• _Required action_: State the number of lines in the following data that include the word "access", with no other text.

Dataset rows for apps and sites:
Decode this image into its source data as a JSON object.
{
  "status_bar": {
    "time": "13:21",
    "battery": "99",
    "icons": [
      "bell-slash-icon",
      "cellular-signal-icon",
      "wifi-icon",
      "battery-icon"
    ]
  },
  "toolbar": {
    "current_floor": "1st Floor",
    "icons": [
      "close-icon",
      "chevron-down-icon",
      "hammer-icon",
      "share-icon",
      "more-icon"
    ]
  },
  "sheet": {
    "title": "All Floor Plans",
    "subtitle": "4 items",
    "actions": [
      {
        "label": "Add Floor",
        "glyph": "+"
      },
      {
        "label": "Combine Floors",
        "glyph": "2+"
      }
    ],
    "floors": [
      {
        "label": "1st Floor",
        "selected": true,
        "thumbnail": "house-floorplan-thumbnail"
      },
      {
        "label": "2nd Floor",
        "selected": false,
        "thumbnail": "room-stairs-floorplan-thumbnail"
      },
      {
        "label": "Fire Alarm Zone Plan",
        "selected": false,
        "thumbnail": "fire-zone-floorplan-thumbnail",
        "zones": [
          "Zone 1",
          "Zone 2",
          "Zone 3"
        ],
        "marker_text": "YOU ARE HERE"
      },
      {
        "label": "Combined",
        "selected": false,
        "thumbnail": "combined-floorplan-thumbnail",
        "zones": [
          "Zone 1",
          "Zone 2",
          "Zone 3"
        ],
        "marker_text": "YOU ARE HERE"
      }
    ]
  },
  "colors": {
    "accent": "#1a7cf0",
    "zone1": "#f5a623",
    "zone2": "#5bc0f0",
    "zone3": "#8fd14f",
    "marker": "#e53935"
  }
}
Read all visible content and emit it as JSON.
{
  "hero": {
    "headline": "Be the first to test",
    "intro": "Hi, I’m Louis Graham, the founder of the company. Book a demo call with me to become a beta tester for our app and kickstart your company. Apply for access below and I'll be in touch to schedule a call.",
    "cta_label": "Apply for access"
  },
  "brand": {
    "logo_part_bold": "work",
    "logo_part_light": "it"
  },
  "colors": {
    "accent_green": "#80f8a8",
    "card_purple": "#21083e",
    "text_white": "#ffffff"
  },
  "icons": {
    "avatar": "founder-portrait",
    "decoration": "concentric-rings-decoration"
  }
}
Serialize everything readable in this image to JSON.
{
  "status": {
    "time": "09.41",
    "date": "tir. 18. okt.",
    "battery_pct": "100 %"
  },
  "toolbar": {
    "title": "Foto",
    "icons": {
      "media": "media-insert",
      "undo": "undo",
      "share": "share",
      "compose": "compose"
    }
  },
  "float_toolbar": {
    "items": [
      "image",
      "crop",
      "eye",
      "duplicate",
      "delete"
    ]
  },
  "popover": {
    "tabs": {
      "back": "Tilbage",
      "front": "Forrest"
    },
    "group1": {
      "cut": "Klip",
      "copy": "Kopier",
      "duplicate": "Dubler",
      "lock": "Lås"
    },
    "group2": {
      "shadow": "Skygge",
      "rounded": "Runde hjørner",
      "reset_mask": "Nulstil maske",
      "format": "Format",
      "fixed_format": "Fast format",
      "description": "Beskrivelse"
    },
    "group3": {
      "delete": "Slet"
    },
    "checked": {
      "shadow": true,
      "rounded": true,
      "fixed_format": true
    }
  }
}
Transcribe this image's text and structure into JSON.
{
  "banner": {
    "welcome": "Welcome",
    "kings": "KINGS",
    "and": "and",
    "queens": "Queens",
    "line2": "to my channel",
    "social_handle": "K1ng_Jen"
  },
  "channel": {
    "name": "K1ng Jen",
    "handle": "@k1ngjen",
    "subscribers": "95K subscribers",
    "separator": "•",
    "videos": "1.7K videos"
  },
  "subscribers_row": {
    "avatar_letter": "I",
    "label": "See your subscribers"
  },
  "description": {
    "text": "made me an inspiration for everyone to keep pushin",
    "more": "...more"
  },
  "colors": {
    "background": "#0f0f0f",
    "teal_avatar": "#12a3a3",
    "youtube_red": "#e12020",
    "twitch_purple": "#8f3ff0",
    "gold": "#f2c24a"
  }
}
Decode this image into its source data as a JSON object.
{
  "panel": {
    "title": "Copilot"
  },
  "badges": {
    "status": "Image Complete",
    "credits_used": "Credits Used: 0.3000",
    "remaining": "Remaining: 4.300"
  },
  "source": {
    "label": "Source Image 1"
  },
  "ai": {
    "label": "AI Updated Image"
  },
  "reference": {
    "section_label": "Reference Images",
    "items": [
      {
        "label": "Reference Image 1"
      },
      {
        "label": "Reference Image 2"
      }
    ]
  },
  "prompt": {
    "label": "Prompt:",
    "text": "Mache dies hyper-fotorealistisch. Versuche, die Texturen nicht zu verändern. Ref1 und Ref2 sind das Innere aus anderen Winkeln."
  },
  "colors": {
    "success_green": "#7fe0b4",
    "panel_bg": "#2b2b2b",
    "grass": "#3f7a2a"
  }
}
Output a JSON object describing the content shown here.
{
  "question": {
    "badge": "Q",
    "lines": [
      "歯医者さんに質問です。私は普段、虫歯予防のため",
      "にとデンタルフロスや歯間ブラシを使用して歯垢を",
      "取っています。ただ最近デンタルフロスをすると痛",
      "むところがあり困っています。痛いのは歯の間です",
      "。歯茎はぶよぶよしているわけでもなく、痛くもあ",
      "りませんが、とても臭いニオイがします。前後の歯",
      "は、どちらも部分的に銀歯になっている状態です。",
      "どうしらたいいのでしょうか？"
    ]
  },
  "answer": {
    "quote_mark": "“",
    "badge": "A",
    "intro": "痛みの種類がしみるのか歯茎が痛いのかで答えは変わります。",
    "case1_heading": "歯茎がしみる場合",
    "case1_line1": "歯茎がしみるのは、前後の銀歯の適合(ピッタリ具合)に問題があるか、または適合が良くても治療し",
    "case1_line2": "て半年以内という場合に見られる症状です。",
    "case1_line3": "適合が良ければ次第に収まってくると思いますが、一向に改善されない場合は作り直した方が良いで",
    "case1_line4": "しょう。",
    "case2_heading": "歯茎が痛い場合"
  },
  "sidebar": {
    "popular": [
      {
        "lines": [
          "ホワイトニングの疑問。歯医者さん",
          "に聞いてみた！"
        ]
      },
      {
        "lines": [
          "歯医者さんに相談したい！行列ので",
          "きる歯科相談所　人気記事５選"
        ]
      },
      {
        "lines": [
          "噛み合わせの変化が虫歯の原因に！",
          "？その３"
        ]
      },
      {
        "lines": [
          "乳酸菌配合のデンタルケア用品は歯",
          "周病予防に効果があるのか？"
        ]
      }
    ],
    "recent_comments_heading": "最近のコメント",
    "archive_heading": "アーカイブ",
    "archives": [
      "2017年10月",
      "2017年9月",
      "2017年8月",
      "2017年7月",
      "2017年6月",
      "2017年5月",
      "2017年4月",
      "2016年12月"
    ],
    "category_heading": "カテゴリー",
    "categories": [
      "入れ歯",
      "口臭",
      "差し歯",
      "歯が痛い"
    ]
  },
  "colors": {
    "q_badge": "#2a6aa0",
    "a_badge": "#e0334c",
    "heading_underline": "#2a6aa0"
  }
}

• _Problem solution_: 2